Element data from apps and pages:
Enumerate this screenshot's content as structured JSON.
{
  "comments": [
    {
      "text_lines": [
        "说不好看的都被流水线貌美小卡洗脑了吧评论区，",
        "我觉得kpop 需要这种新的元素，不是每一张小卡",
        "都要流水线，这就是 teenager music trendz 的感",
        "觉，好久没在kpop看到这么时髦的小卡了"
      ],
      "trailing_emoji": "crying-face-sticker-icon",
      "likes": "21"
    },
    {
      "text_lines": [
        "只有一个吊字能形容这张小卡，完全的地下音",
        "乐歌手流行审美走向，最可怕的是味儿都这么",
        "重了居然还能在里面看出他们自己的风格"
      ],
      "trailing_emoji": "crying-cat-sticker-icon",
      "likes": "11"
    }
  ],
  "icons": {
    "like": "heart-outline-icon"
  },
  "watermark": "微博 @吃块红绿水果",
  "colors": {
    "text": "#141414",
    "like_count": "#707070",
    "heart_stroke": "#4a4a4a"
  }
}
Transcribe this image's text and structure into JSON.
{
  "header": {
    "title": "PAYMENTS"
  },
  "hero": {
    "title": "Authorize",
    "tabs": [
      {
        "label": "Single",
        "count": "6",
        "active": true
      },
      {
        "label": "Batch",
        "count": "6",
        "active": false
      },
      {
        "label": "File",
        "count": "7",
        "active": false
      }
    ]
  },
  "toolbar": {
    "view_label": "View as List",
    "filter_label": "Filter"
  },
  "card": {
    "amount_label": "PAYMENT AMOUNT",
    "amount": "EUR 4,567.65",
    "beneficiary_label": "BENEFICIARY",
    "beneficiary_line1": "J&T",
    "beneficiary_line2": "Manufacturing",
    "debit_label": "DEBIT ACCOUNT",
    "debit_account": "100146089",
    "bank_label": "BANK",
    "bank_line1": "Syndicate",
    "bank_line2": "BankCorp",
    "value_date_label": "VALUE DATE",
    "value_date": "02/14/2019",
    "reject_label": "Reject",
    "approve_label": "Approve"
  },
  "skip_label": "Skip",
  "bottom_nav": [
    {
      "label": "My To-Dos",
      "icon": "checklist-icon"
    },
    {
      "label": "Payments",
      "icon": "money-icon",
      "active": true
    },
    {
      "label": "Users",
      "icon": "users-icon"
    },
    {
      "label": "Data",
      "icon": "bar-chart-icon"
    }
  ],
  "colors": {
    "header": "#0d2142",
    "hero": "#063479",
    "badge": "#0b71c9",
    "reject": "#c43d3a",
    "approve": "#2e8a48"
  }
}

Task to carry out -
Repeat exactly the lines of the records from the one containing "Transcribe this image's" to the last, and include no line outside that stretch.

Exercise solution -
Transcribe this image's text and structure into JSON.
{
  "header": {
    "title": "PAYMENTS"
  },
  "hero": {
    "title": "Authorize",
    "tabs": [
      {
        "label": "Single",
        "count": "6",
        "active": true
      },
      {
        "label": "Batch",
        "count": "6",
        "active": false
      },
      {
        "label": "File",
        "count": "7",
        "active": false
      }
    ]
  },
  "toolbar": {
    "view_label": "View as List",
    "filter_label": "Filter"
  },
  "card": {
    "amount_label": "PAYMENT AMOUNT",
    "amount": "EUR 4,567.65",
    "beneficiary_label": "BENEFICIARY",
    "beneficiary_line1": "J&T",
    "beneficiary_line2": "Manufacturing",
    "debit_label": "DEBIT ACCOUNT",
    "debit_account": "100146089",
    "bank_label": "BANK",
    "bank_line1": "Syndicate",
    "bank_line2": "BankCorp",
    "value_date_label": "VALUE DATE",
    "value_date": "02/14/2019",
    "reject_label": "Reject",
    "approve_label": "Approve"
  },
  "skip_label": "Skip",
  "bottom_nav": [
    {
      "label": "My To-Dos",
      "icon": "checklist-icon"
    },
    {
      "label": "Payments",
      "icon": "money-icon",
      "active": true
    },
    {
      "label": "Users",
      "icon": "users-icon"
    },
    {
      "label": "Data",
      "icon": "bar-chart-icon"
    }
  ],
  "colors": {
    "header": "#0d2142",
    "hero": "#063479",
    "badge": "#0b71c9",
    "reject": "#c43d3a",
    "approve": "#2e8a48"
  }
}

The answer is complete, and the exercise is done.